Anything to do with horses was close to her heart.
So, where does one start in remembering the most-dedicated, best-known and truly-talented horsewomen?
Obviously in the beginning, as Arletta Flory’s earliest recollections of growing up during the depression related to horses. And, she had close affiliation with horses and all horse people for the rest of her life.
Journalistically correct, one should refer to her as “Mrs. Flory,” or by some styles: “Flory.” Yet, everybody who had any contact with the horsewoman knew her as: “Arletta.” No further description was ever necessary.
Arletta lived on ranches in the Lone Star community of Douglas County, until being confined to a Baldwin City care home, where she passed away recently.
So diverse in every way, complete encompassing Arletta’s life is impossible. But, everything involving horses and horse people was dear to her with never prejudice for breed or discipline. She “loved ’em all.”
Many times, Arletta recalled: “My Dad moved our personals from Leavenworth County with a wagon and team of mules, when I was just a year-old. I rode a horse to school, to church, to town, everywhere. I loved driving horses doing field work for my Dad.”
Then, she always quickly added, “My late husband, Ben, courted me on horseback.”
An important wedding present from Arletta’s father, Elmer Downing, was a mare out of one of the family’s favorite horses.
Horses remained a mutual affection for Arletta and Ben as they farmed, milked cows, did ranch work and were involved in horse activities, including trail riding throughout the Midwest.
Their only child, daughter Kathryn, was riding in the saddle alternately with her mom and dad before she could walk, with those horsemanship skills engraved in her genes forever.
With a college degree in horse management, Kathryn continued the family’s horse affiliations further, extending to Arletta’s five grandchildren, and now six great grandchildren.
It was heartbreaking for Arletta when her beloved Ben passed away in 1977. However, the couple had developed horseback riding trails at Clinton Lake, and Arletta continued diligently working them until mounting her horse to do so was impossible
“There are 75 miles of trails at the Rockhaven Horseman’s Area, the only horse and hiking trails of that kind in the state, and just a few nationally,” proclaimed Arletta, who knew every inch of them.
Much of the land, Arletta and Ben, or her family, owned before the government took it over for the reservoir.
“I love working on these trails,” Arletta often said.
“I’ve spent about 1,000 hours a year since 1980, working on these trails,” she noted, while riding them in the early ’90s, always equipped with nippers in her saddle scabbard to pull out for trimming branches.
“The Benjamin Trail, of course, is in memory of my husband, and I named the others in recognition of the families who previously owned the land the trails now cross,” she reflected.
The U.S. Army Corps of Engineers presented Arletta a special award for opening and maintaining the Clinton Lake trail system.
“Ride-For-Alive” has been a fundraiser for the Topeka Chapter of the National Kidney Foundation of Kansas, and Arletta was instrumental in its leadership, many times guiding the annual trail ride.
“I rode every year, along with Kathryn, and my grandchildren, who were each recognized at one time, or another, as being the youngest rider on the ride,” Arletta proudly recalled.
Beyond trails near home, Arletta frequently traveled to Arkansas, Missouri, Oklahoma, Kentucky and additional states to horseback ride trails and make friends.
Honored as a “Kentucky Colonel” for trail riding leadership in that distant state, Arletta was a “Native Kansan of the Year” finalist for her trail blazing and maintenance, as well as her rich agriculture heritage.
One of Arletta’s greatest thrills was being on the White House lawn in 1988, receiving a certificate from President Reagan recognizing her work in his “Take Pride in America” campaign.
Always boarding horses at her ranch, Arletta often helped in selection of the appropriate mounts for owners.
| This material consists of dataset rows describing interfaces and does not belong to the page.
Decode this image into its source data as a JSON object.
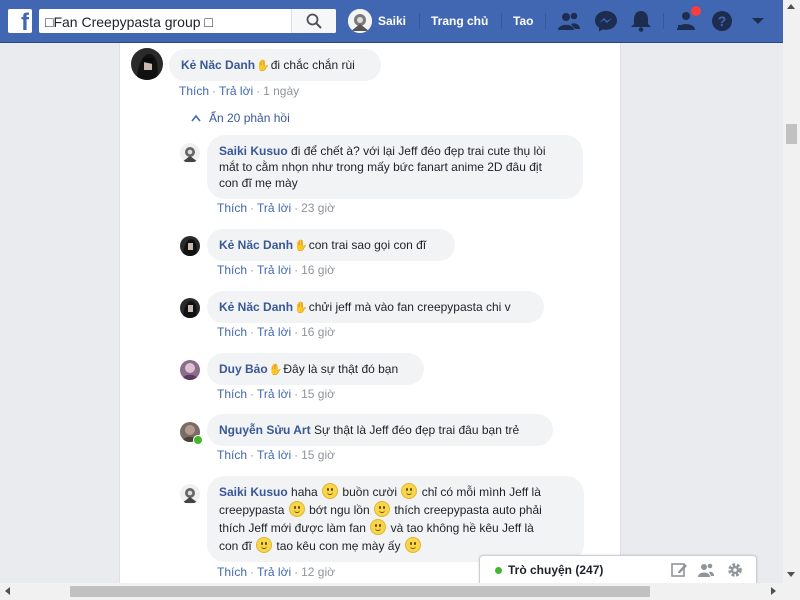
{
  "topbar": {
    "logo_letter": "f",
    "search_value": "□Fan Creepypasta group □",
    "profile_name": "Saiki",
    "nav_home": "Trang chủ",
    "nav_create": "Tao",
    "brand_color": "#4267b2"
  },
  "icons": [
    "search-icon",
    "friend-requests-icon",
    "messenger-icon",
    "notifications-icon",
    "community-icon",
    "help-icon",
    "dropdown-arrow-icon"
  ],
  "thread": {
    "parent": {
      "name": "Kẻ Năc Danh",
      "text": "đi chắc chắn rùi",
      "like": "Thích",
      "reply": "Trả lời",
      "time": "1 ngày"
    },
    "hide_replies": "Ẩn 20 phản hồi",
    "replies": [
      {
        "name": "Saiki Kusuo",
        "line1": "đi để chết à? với lại Jeff đéo đẹp trai cute thụ lòi",
        "line2": "mắt to cằm nhọn như trong mấy bức fanart anime 2D đâu địt",
        "line3": "con đĩ mẹ mày",
        "like": "Thích",
        "reply": "Trả lời",
        "time": "23 giờ"
      },
      {
        "name": "Kẻ Năc Danh",
        "text": "con trai sao gọi con đĩ",
        "like": "Thích",
        "reply": "Trả lời",
        "time": "16 giờ"
      },
      {
        "name": "Kẻ Năc Danh",
        "text": "chửi jeff mà vào fan creepypasta chi v",
        "like": "Thích",
        "reply": "Trả lời",
        "time": "16 giờ"
      },
      {
        "name": "Duy Bảo",
        "text": "Đây là sự thật đó bạn",
        "like": "Thích",
        "reply": "Trả lời",
        "time": "15 giờ"
      },
      {
        "name": "Nguyễn Sửu Art",
        "text": "Sự thật là Jeff đéo đẹp trai đâu bạn trẻ",
        "like": "Thích",
        "reply": "Trả lời",
        "time": "15 giờ"
      },
      {
        "name": "Saiki Kusuo",
        "seg1": "haha",
        "seg2": "buồn cười",
        "seg3": "chỉ có mỗi mình Jeff là",
        "seg4": "creepypasta",
        "seg5": "bớt ngu lồn",
        "seg6": "thích creepypasta auto phải",
        "seg7": "thích Jeff mới được làm fan",
        "seg8": "và tao không hề kêu Jeff là",
        "seg9": "con đĩ",
        "seg10": "tao kêu con mẹ mày ấy",
        "like": "Thích",
        "reply": "Trả lời",
        "time": "12 giờ"
      }
    ]
  },
  "chat": {
    "label": "Trò chuyện (247)"
  }
}
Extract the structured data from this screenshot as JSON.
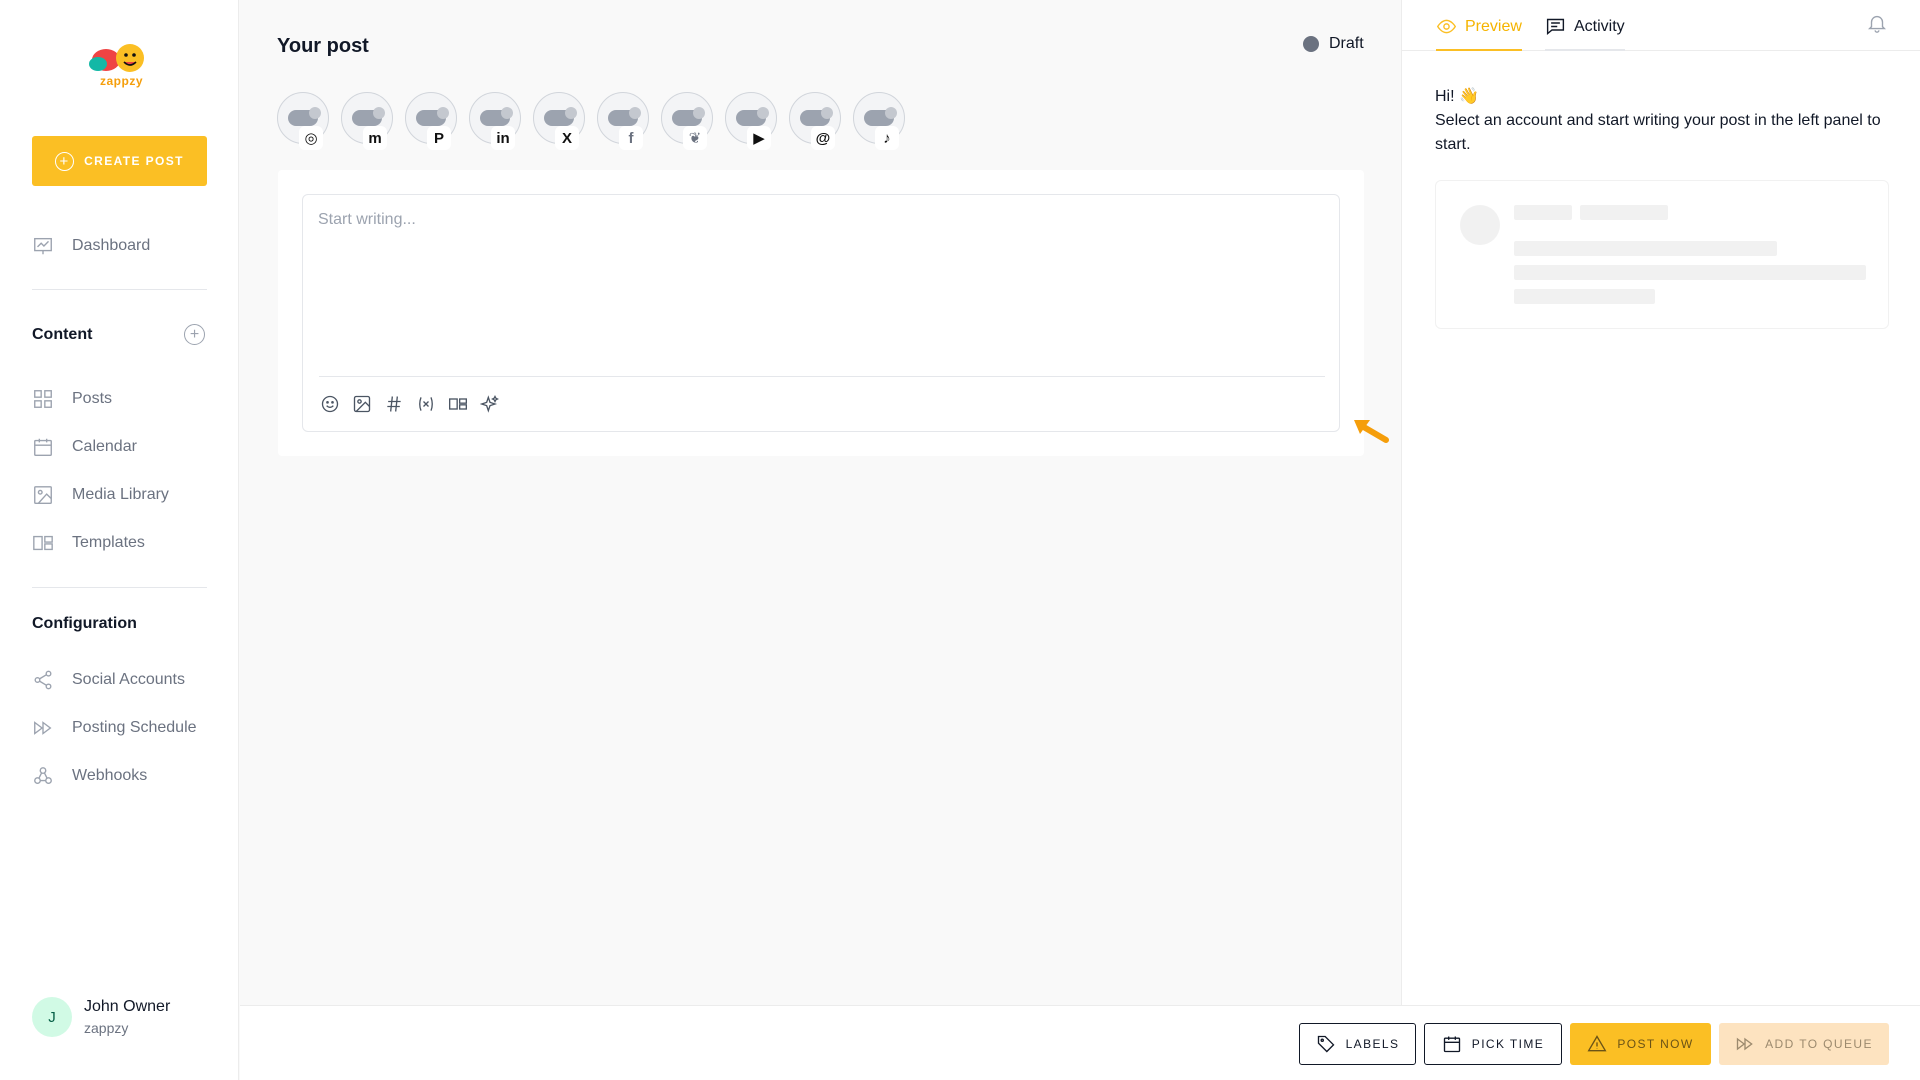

She never missing an opportunity to attend a horse sale, or make a horse deal, or “swap.”
Offering public riding lessons, Arletta was a 4-H horse project leader and served the Douglas County Trailer Riders enthusiastically. Wherever there was a horse show in reasonable driving distance, Arletta attended.
Her grandchildren were continually well-mounted, collecting many horsemanship titles.
Riding all horses, Arletta had a fondness for Foxtrotters and become attracted to the Rocky Mountain breed for the spark and endurance .
She showed one of her Quarter Horses to collect a yearend highpoint award in the Kansas State Horse Show Circuit.
Say “Arletta,” and whoever it is responds: “horses.”
The words are synonymous for Arletta Flory’s vast network of friends throughout the Midwest, each with their own cherished memories of her and horses.